It’s the incoherence of the incoherence, as Ibn Rushd might say. So how did the U.S. arrive at such an amazing impasse? Theories abound that Obama is by nature a ditherer; that he is embroiled in a clash between neocon hawks and more sensible foreign-policy “realists”; that he is unable to back down after committing himself to Assad’s overthrow during the so-called Arab Spring, and so forth.
But the best way to understand it is as unexpected blowback from the nuclear accord with Iran. Although liberals are counting on the agreement to defuse tensions in the Middle East, it is in fact doing the opposite. As the administration moves to assure its allies that it is not abandoning them, it is stepping up military aid and agreeing to their most extreme demands.
In mid-July, Obama offered to hold “intensive discussions” with Israeli Prime Minister Benjamin Netanyahu concerning how to bolster Israeli defenses while at the same time promising to increase military aid to Saudi Arabia and other super-rich members of the Gulf Cooperation Council. Just as the administration feels it has no choice but to offer Saudi Arabia military assistance in its growing assault on Yemen, it feels equally bound to go along with the kingdom’s increased support for Al Nusra in Syria.
Indeed, when Obama telephoned King Salman in early April, he made no mention of the successful advance that Al Qaeda had mounted in Idlib just a few days earlier thanks to Saudi largess. Instead, he steered the conversation around to a more congenial topic, i.e. Iran’s “destabilizing activities in the region.”
The U.S. bombs Al Qaeda and then fails to object when its allies supply it with U.S.-made high-tech weaponry. But what are a few optically-guided TOW missiles among friends?

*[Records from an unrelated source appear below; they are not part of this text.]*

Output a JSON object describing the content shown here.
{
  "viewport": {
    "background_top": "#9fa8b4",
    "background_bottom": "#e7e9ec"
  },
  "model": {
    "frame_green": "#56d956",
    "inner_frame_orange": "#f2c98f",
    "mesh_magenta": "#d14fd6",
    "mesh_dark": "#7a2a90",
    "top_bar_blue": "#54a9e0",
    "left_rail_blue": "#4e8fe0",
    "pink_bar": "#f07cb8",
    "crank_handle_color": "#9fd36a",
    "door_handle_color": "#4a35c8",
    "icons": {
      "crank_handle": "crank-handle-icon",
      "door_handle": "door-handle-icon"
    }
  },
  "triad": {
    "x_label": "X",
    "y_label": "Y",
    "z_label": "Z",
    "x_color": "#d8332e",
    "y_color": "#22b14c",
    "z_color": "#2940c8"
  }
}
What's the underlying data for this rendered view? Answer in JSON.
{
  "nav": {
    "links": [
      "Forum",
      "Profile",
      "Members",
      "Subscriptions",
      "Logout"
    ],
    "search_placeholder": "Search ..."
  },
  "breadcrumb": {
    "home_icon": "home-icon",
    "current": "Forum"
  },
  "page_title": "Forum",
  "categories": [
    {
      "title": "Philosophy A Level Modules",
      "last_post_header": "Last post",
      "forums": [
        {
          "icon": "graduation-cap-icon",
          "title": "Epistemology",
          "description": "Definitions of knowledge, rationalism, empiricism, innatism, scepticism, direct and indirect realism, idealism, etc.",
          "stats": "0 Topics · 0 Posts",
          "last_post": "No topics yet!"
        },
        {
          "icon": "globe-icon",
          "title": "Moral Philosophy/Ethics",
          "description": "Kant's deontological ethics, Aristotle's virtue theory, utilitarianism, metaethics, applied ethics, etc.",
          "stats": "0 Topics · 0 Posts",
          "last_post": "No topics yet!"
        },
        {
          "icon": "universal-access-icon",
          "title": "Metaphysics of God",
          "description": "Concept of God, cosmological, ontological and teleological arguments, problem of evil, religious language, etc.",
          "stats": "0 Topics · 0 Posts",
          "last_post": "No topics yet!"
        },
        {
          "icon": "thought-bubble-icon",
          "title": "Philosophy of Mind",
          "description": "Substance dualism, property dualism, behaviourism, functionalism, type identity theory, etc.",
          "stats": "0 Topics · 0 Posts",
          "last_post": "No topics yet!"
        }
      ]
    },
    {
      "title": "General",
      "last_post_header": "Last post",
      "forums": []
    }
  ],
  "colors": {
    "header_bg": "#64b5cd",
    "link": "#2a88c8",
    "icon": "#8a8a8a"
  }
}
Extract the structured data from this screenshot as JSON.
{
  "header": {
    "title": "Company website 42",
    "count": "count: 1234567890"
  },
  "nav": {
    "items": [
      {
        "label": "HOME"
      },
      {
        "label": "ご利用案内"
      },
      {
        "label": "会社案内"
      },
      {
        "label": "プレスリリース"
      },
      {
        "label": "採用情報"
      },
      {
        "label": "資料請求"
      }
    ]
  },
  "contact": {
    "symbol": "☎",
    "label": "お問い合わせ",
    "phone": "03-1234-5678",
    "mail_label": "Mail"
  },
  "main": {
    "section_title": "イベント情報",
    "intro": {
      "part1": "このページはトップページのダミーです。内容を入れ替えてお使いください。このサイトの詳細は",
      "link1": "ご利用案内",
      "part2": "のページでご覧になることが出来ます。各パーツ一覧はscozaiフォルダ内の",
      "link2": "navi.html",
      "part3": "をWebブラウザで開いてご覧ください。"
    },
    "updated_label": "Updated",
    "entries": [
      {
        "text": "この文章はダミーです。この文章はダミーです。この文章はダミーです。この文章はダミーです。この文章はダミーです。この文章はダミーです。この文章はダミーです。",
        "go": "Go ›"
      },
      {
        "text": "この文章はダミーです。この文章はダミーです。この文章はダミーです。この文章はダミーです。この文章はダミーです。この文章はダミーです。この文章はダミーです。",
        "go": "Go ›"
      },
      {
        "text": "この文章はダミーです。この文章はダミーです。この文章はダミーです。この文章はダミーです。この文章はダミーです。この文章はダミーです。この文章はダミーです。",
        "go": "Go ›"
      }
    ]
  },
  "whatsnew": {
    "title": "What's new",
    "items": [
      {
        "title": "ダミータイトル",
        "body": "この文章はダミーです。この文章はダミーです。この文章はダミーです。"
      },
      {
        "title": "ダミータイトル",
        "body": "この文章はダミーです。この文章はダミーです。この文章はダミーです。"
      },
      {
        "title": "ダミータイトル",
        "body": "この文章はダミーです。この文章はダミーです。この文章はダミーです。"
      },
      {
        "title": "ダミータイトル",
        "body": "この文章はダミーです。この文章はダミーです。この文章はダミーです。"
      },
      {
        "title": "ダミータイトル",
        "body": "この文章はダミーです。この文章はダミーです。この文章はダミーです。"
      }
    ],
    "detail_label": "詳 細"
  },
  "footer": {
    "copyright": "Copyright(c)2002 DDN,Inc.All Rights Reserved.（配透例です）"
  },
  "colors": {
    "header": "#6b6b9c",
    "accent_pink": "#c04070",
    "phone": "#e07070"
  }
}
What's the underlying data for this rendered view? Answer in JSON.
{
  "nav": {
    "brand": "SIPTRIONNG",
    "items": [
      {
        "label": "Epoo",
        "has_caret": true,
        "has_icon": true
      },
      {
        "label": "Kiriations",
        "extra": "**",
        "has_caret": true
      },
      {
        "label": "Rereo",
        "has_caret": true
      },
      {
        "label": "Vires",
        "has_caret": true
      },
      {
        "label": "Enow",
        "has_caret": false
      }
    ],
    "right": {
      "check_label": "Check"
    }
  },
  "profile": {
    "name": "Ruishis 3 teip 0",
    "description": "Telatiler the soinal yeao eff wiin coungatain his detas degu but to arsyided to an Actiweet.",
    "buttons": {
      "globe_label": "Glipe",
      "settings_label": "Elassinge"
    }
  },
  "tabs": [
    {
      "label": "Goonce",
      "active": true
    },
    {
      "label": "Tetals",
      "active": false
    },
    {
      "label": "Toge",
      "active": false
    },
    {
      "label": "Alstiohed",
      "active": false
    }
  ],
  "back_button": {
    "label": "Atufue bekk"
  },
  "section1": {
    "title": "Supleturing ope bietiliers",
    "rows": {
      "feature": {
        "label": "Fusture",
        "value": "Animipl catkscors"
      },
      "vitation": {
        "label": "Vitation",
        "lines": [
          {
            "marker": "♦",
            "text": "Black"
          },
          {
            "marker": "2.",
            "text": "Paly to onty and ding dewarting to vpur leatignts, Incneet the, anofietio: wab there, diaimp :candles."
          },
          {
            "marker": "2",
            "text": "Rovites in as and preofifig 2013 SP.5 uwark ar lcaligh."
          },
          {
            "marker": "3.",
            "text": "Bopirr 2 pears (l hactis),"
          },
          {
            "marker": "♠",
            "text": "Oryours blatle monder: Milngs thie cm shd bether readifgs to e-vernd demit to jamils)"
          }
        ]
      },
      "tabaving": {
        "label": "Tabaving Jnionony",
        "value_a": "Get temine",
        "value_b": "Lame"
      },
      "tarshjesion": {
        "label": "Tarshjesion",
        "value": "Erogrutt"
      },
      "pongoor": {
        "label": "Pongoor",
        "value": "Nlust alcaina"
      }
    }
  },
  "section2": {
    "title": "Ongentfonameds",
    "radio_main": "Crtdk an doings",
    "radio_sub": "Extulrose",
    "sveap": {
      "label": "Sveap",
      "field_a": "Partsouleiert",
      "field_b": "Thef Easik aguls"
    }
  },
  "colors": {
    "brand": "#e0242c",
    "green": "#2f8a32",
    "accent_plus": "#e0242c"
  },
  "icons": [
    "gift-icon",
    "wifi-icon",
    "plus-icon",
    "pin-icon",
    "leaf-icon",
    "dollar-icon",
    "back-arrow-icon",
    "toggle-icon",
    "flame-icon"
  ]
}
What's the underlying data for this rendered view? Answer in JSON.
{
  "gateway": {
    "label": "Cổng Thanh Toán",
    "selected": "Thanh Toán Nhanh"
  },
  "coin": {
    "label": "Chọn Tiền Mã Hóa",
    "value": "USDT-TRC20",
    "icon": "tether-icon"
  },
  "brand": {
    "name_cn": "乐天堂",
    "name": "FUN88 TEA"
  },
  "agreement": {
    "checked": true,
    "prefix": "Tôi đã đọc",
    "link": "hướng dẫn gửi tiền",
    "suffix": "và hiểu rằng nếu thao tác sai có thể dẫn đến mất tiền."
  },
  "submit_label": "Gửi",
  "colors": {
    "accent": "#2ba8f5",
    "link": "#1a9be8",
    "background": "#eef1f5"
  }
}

Unlike the U.S., Saudi Arabia is crystal clear about priorities in Syria. They are to topple Assad rather than battle ISIS and it is little short of paranoid concerning Russian or Iranian efforts aimed at thwarting such designs.
Conceivably, Obama could have reversed course and admitted that the Russians are of course right and that supporting Assad is preferable to the nightmare of seeing a black ISIS banner fluttering from the glorious Umayyad Mosque in Damascus. But that would have meant pulling the rug out from under Riyadh, America’s oldest ally in the Middle East, with unknown consequences for the future of the fragile Saudi monarchy.
It would have meant further alienating Israel, frightening even liberal supporters of the administration in the U.S., and entering into a tacit alliance with Iran, which also backs Assad and whose supreme leader on Thursday reiterated his call for destruction of the Jewish state. It also would have meant joining forces with Russia despite the deepening impasse over Crimea and eastern Ukraine.
The results would have made Nixon’s trip to China seem like a minor policy adjustment. For Obama, it would be a bridge too far, which is why Obama finds it easier to just say yes to Saudi Arabia’s destruction of Yemen and the ongoing rape of Syria despite the horrendous human costs. The U.S. has the wolf by the ears and can’t let go. The results are likely to be interesting.
Daniel Lazare is the author of several books including The Frozen Republic: How the Constitution Is Paralyzing Democracy (Harcourt Brace).